A Toolbox Packed with Practical Math Ideas
Reviewed by Laura Von Staden
After repeated negative experiences in math, many people develop math anxiety, which can then be passed on to the next generation of students by their parents or their teachers (pg. 1).
In this volume, part of the Toolbox series edited by Larry Ferlazzo and Katie Sypnieski (following The ELL Teacher’s Toolbox), Bobson Wong and Larisa Bukalov set out to help people not only overcome their math anxiety, but appreciate math and use it in the real world by equipping their teachers with, as the title indicates, hundreds of tools for their toolbox.
The book is divided into 4 sections: 1) Basic Strategies; 2) How to Plan; 3) Building Relationships; and 4) Enhancing Lessons. It is further subdivided into 20 chapters.
- What is it? (the chapter topic)
- Why we like it
- Supporting research
- Common Core standards
- Student handouts and examples
- What could go wrong
- Technology connections, and
Tons of essential teaching advice
The authors provide tons of teaching advice in this highly referenced and cross-referenced book. It feels like we have a master math teacher coaching us on what works and what does not work as well, or only works sometimes.
Wong and Bukalov, both award-winning classroom teachers, are also very upfront about what it is like in real classrooms, and although they discuss the ideals, they point out the places where a strategy might be impractical or unrealistic, offering alternatives or more realistic expectations.
While many states are moving away from the Common Core standards, the standards that are referenced in this book are the Standards of Mathematical Practices (SMPs) which is really the meat of how math is done rather than specific grade level standards. So, whether your state is using Common Core standards or not, this particular standards reference section is applicable.

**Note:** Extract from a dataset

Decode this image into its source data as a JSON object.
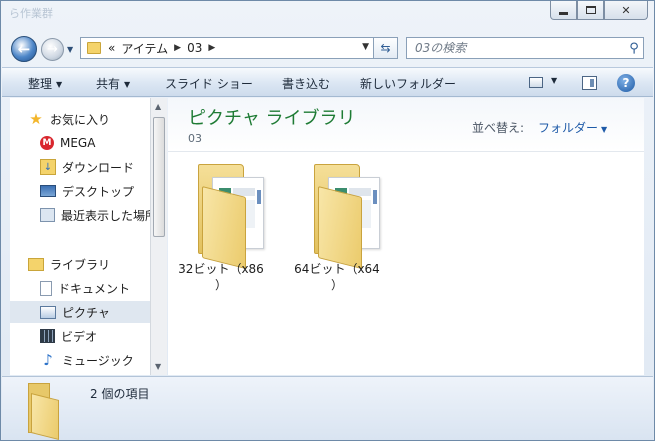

Although most of the strategies provided can work well at any grade level, the student handouts and examples provided are primarily at the Algebra level and above and include both student handouts (blank and filled out) and a discussion of the work.
The technology connections sections give an extensive list of superior resources that are useful across grade levels, and the differentiation section in each chapter doesn’t just address struggling students and English learners, but also students who are gifted or need additional challenges for a variety of reasons.
Tried and true along with new trends
The wide variety of topics, vital to both a strong learning environment and specifically to building math learners, critical thinkers and problem solvers, are addressed in this extensive reference. Drawing on both tried and true strategies and resources and the newest trends in education, Wong and Bukalov provide a very real classroom approach and perspective to every area of teaching math.
For instance, in their chapter on culturally responsive teaching they discuss strategies to move from being “color (culture) blind” – the idea that all students are the same – to the realization that this approach devalues all cultures. They provide strategies and tools to incorporate and honor the variety of cultures in our classrooms.
The need for excellent math teachers who can be great role models and help build better thinkers and problem solvers for the future cannot be underestimated. Through the strategies, tools, and resources in this book the authors have created a valuable teacher’s toolbox that can help any math teacher become an excellent math teacher ready to influence and guide the next generation of learners.
This book should be part of new teacher training for all math teachers and will be a welcome resource in any math teacher’s professional library.
Dr. Laura Von Staden is currently a Middle School Gifted Math and Science teacher in Tampa, Florida. She serves on numerous committees in her school district, works closely with the local university, and writes curriculum. She is also a professional development consultant and previously served as an Exceptional Student Education Specialist and as a mentor.
Read the authors’ article “Tiered Activities Make Math More Inclusive” here at MiddleWeb.